The Jakarta Post
Antipiracy envoy: Actor Vino G. Bastian (right, second row) is shown in an advertisement campaigning against antipiracy. (Asosiasi Produser Film Indonesia (APROFI)/File)
If you spend a lot of time online, you may be familiar with websites offering newly premiered movies available for download or streaming, often recorded inside the theater.
Now, though, a new breed of movie streamers has popped up; the live-streamer looking for clout online by streaming the latest flick, spoilers be damned.
Addressing this issue, the Indonesian Film Producers’ Association (APROFI) has launched a new campaign against movie piracy specifically targeting this new phenomenon.
The campaign, done in collaboration with the Motion Pictures Association and the Creative Economy Agency (Bekraf), will be shown at three major cinema franchises — Cinema XXI, CGV and Cinemaxx.
This year, the campaign is using the intellectual property of Lifelike Pictures’ Wiro Sableng, which will hit theaters on Aug. 30.
The campaign is directed by Teguh Raharjo and sees Wiro Sableng’s stars Vino G Bastian and Fauzan Alfarizi reprising their roles as Wiro and Bujang Gila Tapak Sakti, respectively. Actress Jessica Veranda is also in the campaign, while Marsha Timothy provided the voiceovers.
APROFI chairman Fauzan Zidni said the program was part of their yearly program using its members’ intellectual property.

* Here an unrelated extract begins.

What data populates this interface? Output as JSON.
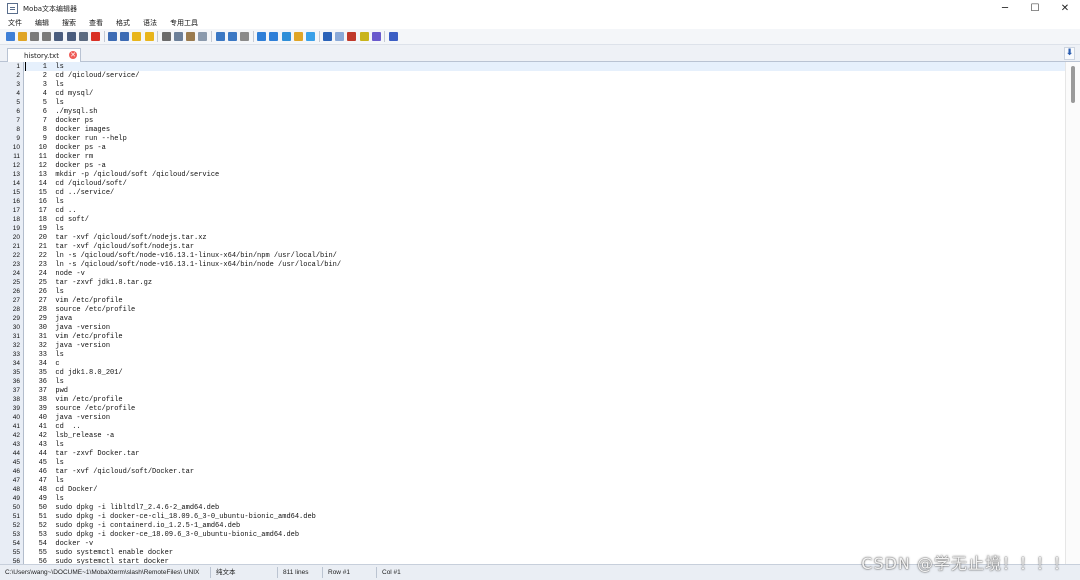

“Last year, we used Filosofi Kopi and this year we used Wiro Sableng as it is the only movie that is part of both the Motion Pictures Association and APROFI,” Fauzan said.

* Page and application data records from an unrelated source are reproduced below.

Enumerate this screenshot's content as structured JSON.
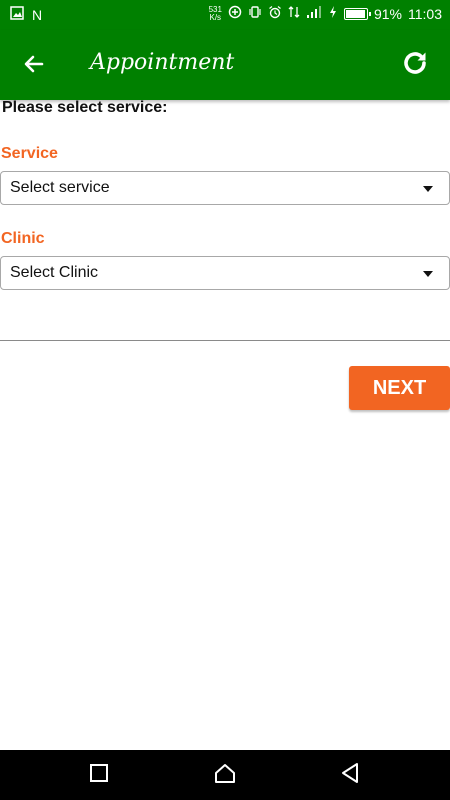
{
  "status_bar": {
    "net_speed_value": "531",
    "net_speed_unit": "K/s",
    "battery_text": "91%",
    "battery_level": 0.91,
    "time": "11:03",
    "notification_letter": "N"
  },
  "app_bar": {
    "title": "Appointment"
  },
  "form": {
    "prompt": "Please select service:",
    "service_label": "Service",
    "service_value": "Select service",
    "clinic_label": "Clinic",
    "clinic_value": "Select Clinic",
    "next_label": "NEXT"
  },
  "colors": {
    "primary": "#008000",
    "accent": "#f26522"
  }
}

Lifelike Pictures producer Sheila Timothy, who was also APROFI’s chairperson from 2013-2016, said the campaign was meant to instill in moviegoers that piracy was considered stealing.

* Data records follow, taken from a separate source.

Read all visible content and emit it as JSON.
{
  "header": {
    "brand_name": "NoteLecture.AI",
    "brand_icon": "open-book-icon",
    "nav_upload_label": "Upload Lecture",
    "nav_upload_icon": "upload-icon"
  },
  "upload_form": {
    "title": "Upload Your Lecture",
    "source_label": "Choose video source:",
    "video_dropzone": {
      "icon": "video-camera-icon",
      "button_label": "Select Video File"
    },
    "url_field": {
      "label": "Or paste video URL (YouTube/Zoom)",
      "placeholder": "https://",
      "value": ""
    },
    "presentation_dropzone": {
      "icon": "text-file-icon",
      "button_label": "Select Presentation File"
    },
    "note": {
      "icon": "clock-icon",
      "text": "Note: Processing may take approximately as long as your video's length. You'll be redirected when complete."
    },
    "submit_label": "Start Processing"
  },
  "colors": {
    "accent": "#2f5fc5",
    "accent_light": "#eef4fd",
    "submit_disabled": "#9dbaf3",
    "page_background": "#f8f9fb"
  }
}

“We want to encourage people, especially the younger generation, to be aware of what is right and wrong. We don’t want to scare people, so we’ve used a more comedic approach,” Sheila said, adding that the use of Wiro in the campaign was perfect because his character also fought for what was right.
Research by the University of Indonesia’s Institute for Economic and Social Research (LPEM- UI) found that the Indonesian film industry experienced an annual loss of Rp 1.495 trillion (US$103.5 million) due to illegal downloads and pirated DVDs.
Since 2015, APROFI and the Motion Pictures Association have reported 510 websites, suspected of copyright infringements, to the Law and Human Rights Ministry, which were then blocked by the Communication and Information Ministry.
In the Asia Pacific region, Indonesia sits at number two for the number of copyright-infringing websites blocked by the government, behind South Korea.
Cinema XXI corporate secretary Catherine Keng said there were two types of people who recorded movies in theaters — those who live-streamed for social media and those who planned to profit from the recordings.
“The first category is those who simply want to gain traction on social media. They live-stream movies because they consider it cool,” said Catherine, adding such behavior was commonly found among the younger generation and those who lacked awareness of the cinema’s rules.
She added that those belonging to the second category usually attended premieres, where they would record the video and audio separately, not necessarily in the same theater, and spliced them together later.
All three cinema brands have employed their own measures to fight pirates, for example, by using an advanced monitoring system that works in the dark as well as periodic checks from cinema staff.
CGV head of brand marketing Wisnu Triatmojo said when cinema staff caught someone in the act, they would ask the individual to delete the videos.
“We don’t want to act too hastily, but if we catch them we will hand them over to the authorities,” he added.
Catherine said in the case of underage children, Cinema XXI staff would notify their parents that they have committed a felony.
“In the case of an Indonesian film, we will alert the film’s producers and submit a full report of the incident. However, the people who can pursue the cases legally are the producers, and we as the exhibitors will act as witnesses.”
Catherine provided a notable example of a case involving the Warkop DKI Reborn movie. A moviegoer live-streamed the movie on an app, and filmmaker Falcon Pictures reported the individual to the police.
“There is a law that stipulates the fines and sentences, and it’s up to the filmmakers if they want to take legal action.”